When we think about tourist places in India, what comes to mind usually is some historic monument or some beautiful hill station. Our biggest attractions remain the magnificent Taj Mahal and the party beach land of Goa. From forts and palaces to mountains and valleys, there is a lot for people to explore in this beautiful country. However, what we hardly seem to talk about is India’s rainforests.

India is home to some truly astonishing rainforests that are home to a wide number of species. These rainforests make for excellent places to visit, especially for those who have a romantic connection with nature, wildlife, and greenery. Features of India’s Western Himalayan rainforests are in contrast with those of its eastern forests. Here are the tropical rainforests of India which may soon be endangered due to an alarming growth in the human population and damage in the ecosystem.

The Western Ghats

Rainforests Western Ghats

Monsoons bring out the best in the Western Ghats of India that spread across Maharashtra, Karnataka and parts of Kerala and Tamil Nadu. The North Western Ghats cover an area of close to 30,900 square kilometers starting from southwestern India in Maharashtra and extending to Karnataka to Kerala in the south. They are home to trees of the laurel family (Lauraceae), including Litsea, Phoebe, and Cinnamomum. The South Western Ghats, that stretch across Kerala and Tamil Nadu, are an eco-region of southern India, with altitudes going as high as 1000 m. This region is cooler and wetter as compared to its northern counterpart with moist deciduous forests. The Western Ghats monsoon forest is home to around 4,000 species and close to 1,800 of them are endemic to this region.

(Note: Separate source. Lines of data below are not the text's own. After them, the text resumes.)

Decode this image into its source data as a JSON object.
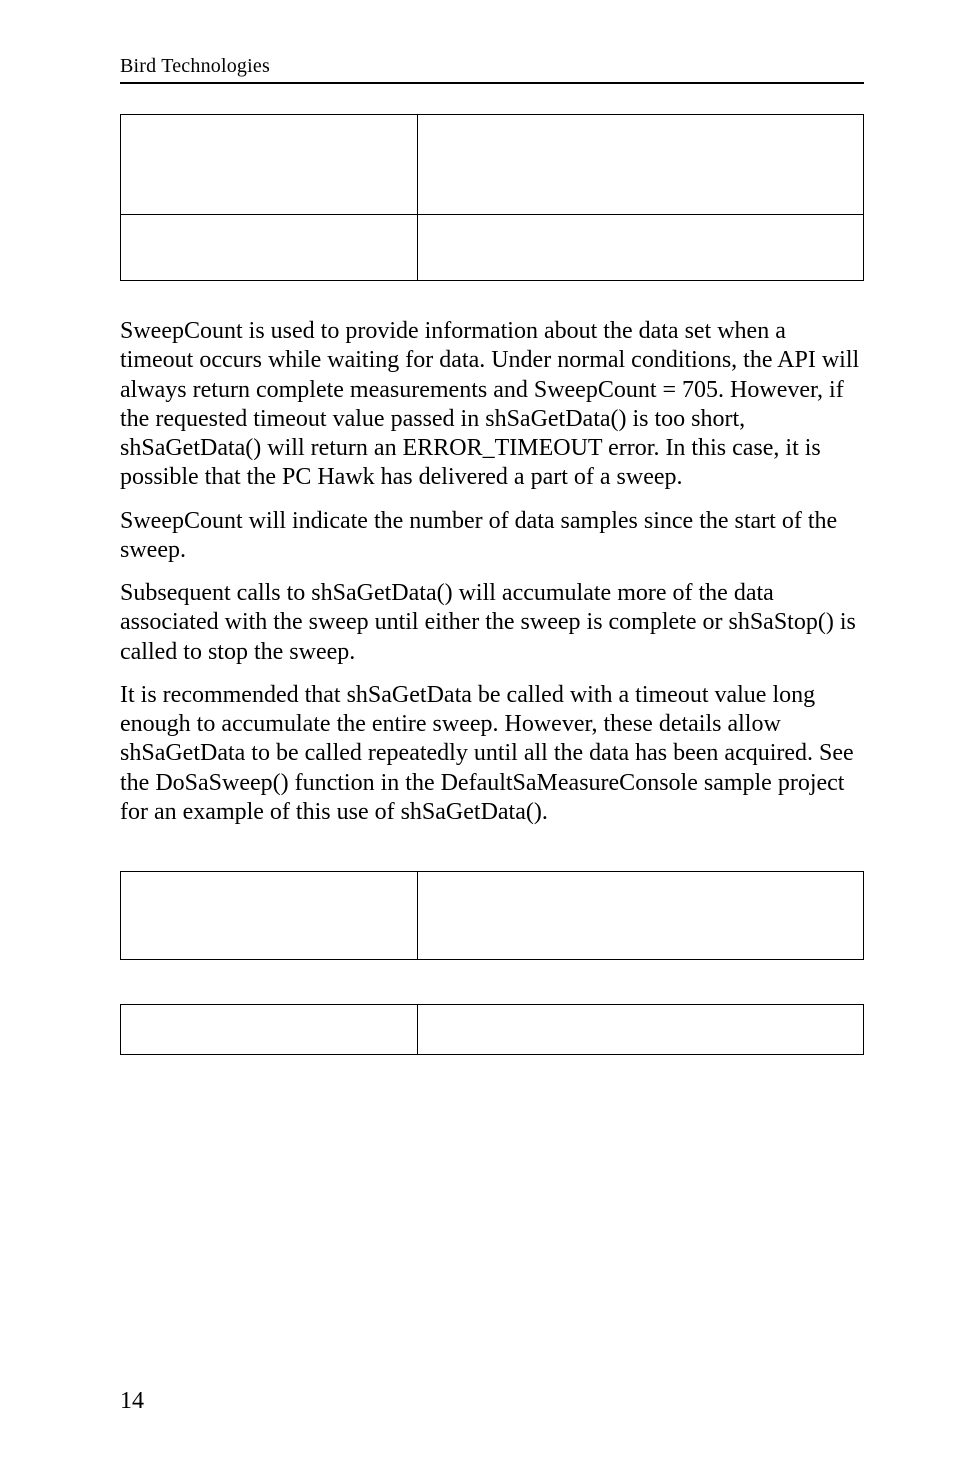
{
  "header": {
    "title": "Bird Technologies"
  },
  "table1": {
    "rows": [
      {
        "a": "",
        "b": ""
      },
      {
        "a": "",
        "b": ""
      }
    ]
  },
  "paragraphs": {
    "p1": "SweepCount is used to provide information about the data set when a timeout occurs while waiting for data. Under normal conditions, the API will always return complete measurements and SweepCount = 705. However, if the requested timeout value passed in shSaGetData() is too short, shSaGetData() will return an ERROR_TIMEOUT error. In this case, it is possible that the PC Hawk has delivered a part of a sweep.",
    "p2": "SweepCount will indicate the number of data samples since the start of the sweep.",
    "p3": "Subsequent calls to shSaGetData() will accumulate more of the data associated with the sweep until either the sweep is complete or shSaStop() is called to stop the sweep.",
    "p4": "It is recommended that shSaGetData be called with a timeout value long enough to accumulate the entire sweep. However, these details allow shSaGetData to be called repeatedly until all the data has been acquired. See the DoSaSweep() function in the DefaultSaMeasureConsole sample project for an example of this use of shSaGetData()."
  },
  "table2a": {
    "a": "",
    "b": ""
  },
  "table2b": {
    "a": "",
    "b": ""
  },
  "pageNumber": "14"
}
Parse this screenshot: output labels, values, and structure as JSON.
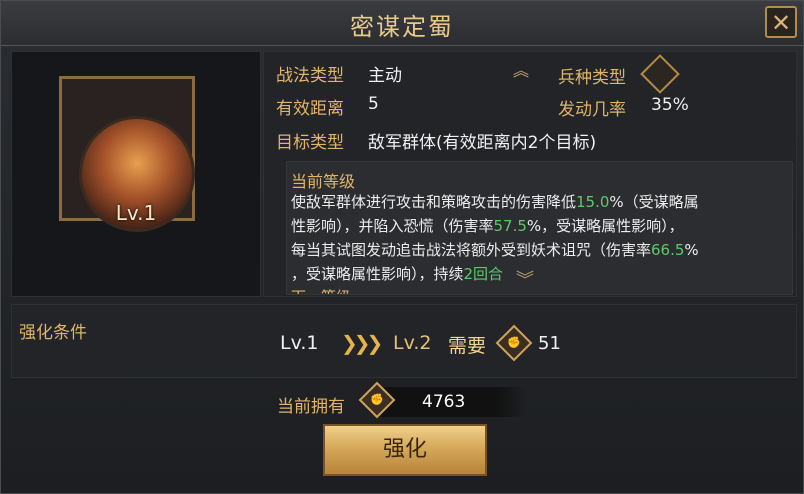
{
  "dialog": {
    "title": "密谋定蜀",
    "close_label": "✕"
  },
  "skill": {
    "level_badge": "Lv.1",
    "type_label": "战法类型",
    "type_value": "主动",
    "troop_label": "兵种类型",
    "range_label": "有效距离",
    "range_value": "5",
    "rate_label": "发动几率",
    "rate_value": "35%",
    "target_label": "目标类型",
    "target_value": "敌军群体(有效距离内2个目标)"
  },
  "description": {
    "current_level_title": "当前等级",
    "line1_a": "使敌军群体进行攻击和策略攻击的伤害降低",
    "line1_hl": "15.0",
    "line1_b": "%（受谋略属",
    "line2_a": "性影响），并陷入恐慌（伤害率",
    "line2_hl": "57.5",
    "line2_b": "%，受谋略属性影响），",
    "line3_a": "每当其试图发动追击战法将额外受到妖术诅咒（伤害率",
    "line3_hl": "66.5",
    "line3_b": "%",
    "line4_a": "，受谋略属性影响），持续",
    "line4_hl": "2回合",
    "next_level_title": "下一等级"
  },
  "upgrade": {
    "condition_label": "强化条件",
    "from_level": "Lv.1",
    "to_level": "Lv.2",
    "need_label": "需要",
    "need_value": "51",
    "own_label": "当前拥有",
    "own_value": "4763",
    "button_label": "强化"
  },
  "colors": {
    "accent_gold": "#e0b46a",
    "highlight_green": "#5ec96b"
  },
  "icons": {
    "close": "close-icon",
    "troop_type": "troop-type-icon",
    "resource": "fist-token-icon",
    "arrows": "triple-chevron-right-icon"
  }
}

Northeast India

Rainforests Nagaland

India’s best rainforests are found in the northeastern region which is not as affected by human population as the Western Ghats. The northeastern rainforests stretch from northern Assam to Nagaland, Manipur, Mizoram, Tripura and part of Arunachal Pradesh. Most of this region is at an altitude of around 900 meters. It is home to evergreen and semi-evergreen rainforests, moist deciduous monsoon forests, riparian forests, swamps and grasslands. You can find evergreen rainforests in the Assam Valley, and the foothills of the eastern Himalayas. Regions like the lower parts of the Naga Hills, Meghalaya, Mizoram and Manipur receive heavy rainfall making it possible for the evergreen forests to thrive here. The whole of northeast India is known for the moist sal (Shorea robusta) monsoon forests.  Upper Assam is home to the Joydihing wildlife sanctuary which consists of the Joypur reserve forest, Dirak reserve forest and Dihing reserve forest. A number of wild species like Rhesus Macaque, Assamese Macaque, and slow Loris, capped Langurs, pig-tailed Macaque, stump-tailed Macaque and Hoolock Gibbons are found in this area. This rainforest also has a huge elephant population.

Andaman and Nicobar Islands

Havelock - Andaman-and-Nicobar-Islands

And then there are the tropical evergreen, semi-evergreen and monsoon rainforests of Andaman and Nicobar islands. Several species of flora and fauna are indigenous to the monsoon rainforests of Andaman and Nicobar islands. The tropical forest canopy of this region has a mixed range coming from Indian, Myanmar, Malaysian and endemic flora. There are around 2,200 varieties of plants here, out of which 200 are endemic and 1,300 are not found in mainland India.

India’s rainforests are depleting at an alarming rate on account of the growing population and lack of initiative to protect them. It is of utmost importance that steps be taken to save them by raising awareness about the scare and planting trees in regions where forests have been destroyed to restore damaged ecosystems.